ANSWER:

Chinese yam or Cinnamon vine (Dioscorea oppositiflora, syn. D. batatas) is a non-native vine introduced from China into North America as an ornamental. Both the tubers and the bulbils (the tuber-like growths in the leaf axils) are edible if cooked. However, the Poisonous Plants of North Carolina database lists the uncooked tuber as toxic. Your description doesn't conflict with that of D. oppositiflora, but we can't absolutely identify a species by description alone. Certainly, we wouldn't want to try doing this if it is something you intend to eat. Note of caution: Get a positive identification of your plant before you eat it!

Although it is attractive, D. oppositifolia (along with two other members of the Genus Dioscorea, D. alata and D. bulbifera) is a fast growing and aggressive vine that is considered an invasive weed in the southeastern United States. For an extensive discussion of the biology, uses, invasiveness, and control measures for D. oppositifolia see this article from The Nature Conservancy.
 

More Non-Natives Questions

Euphorbia 'Cherokee' leaves drying from Benson AZ
October 24, 2012 - I have a Euphorbia 'Cherokee' in a pot and has been growing nicely but some of the leaves are turning red and drying up and falling off. Is this normal for this plant?
view the full question and answer

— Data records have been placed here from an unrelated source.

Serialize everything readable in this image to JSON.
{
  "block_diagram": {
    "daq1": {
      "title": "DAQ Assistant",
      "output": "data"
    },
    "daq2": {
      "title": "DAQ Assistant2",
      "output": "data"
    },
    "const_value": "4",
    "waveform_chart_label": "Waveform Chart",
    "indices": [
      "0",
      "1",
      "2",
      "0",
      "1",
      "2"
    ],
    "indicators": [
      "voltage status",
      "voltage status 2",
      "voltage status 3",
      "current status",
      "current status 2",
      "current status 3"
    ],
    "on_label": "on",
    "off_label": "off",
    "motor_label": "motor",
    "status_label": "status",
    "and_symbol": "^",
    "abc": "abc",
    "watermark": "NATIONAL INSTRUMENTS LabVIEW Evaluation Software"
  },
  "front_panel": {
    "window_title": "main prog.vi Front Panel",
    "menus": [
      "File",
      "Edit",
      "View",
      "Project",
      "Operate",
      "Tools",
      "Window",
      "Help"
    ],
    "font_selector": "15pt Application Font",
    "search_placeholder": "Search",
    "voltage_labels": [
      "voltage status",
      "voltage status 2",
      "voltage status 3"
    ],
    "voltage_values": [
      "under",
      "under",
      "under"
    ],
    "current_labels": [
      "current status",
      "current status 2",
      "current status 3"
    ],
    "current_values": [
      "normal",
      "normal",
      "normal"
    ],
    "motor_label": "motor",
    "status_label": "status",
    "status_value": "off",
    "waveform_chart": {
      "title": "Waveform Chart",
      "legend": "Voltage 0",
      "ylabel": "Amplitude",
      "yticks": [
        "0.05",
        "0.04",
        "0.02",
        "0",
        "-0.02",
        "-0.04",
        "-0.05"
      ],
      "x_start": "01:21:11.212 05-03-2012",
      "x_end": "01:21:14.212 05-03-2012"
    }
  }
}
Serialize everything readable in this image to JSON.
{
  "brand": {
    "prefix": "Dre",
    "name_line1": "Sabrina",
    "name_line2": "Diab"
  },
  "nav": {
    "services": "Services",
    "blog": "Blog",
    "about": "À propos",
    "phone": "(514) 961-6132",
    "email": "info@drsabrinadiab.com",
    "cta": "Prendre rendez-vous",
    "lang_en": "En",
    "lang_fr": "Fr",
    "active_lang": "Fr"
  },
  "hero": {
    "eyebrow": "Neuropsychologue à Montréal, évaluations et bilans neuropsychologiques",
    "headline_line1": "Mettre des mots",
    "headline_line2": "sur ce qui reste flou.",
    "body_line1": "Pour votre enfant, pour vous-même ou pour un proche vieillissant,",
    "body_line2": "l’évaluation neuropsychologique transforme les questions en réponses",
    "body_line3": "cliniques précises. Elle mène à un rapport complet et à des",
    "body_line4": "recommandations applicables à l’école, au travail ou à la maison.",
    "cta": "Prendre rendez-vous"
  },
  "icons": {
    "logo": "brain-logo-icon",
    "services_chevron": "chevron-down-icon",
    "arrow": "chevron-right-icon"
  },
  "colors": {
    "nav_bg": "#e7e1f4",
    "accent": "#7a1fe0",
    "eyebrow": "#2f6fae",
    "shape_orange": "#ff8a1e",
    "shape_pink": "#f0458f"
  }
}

Eliminating KR? Bluestem from St. Augustine Yard in Spicewood, TX
April 28, 2012 - How can I eradicate bluestem grass invading my St. Augustine lawn?
view the full question and answer

Non-native mimosa as deer food in Colerain, NC
June 20, 2009 - I was wondering if deer eat any part of the mimosa tree? I have three good sized trees in my yard with seedlings popping up everywhere. Would it be profitable to transplant for deer habitat?
view the full question and answer

Ailing non-native red tip photinia
June 05, 2009 - My red tips look like they are brittle and the leaves are spotted. What do I do?
view the full question and answer

Is the non-native California pepper tree (Schinus molle) toxic for horses?
September 14, 2009 - Is it safe and a good idea to put a horse corral around an established California pepper tree? Thank you, Mr. Smarty Plants
view the full question and answer

Smarty Plants's Facebook profile Support the Wildflower Center by Donating Online or Becoming a Member today.

Mr. Smarty Plants wants you to be his Facebook friend. Click the Facebook icon to add yourself to Mr. Smarty Plants list of friends.
E-NEWSLETTER | BECOME A MEMBER | DONATE NOW | MEDIA | SITEMAP
© 2014 Lady Bird Johnson Wildflower Center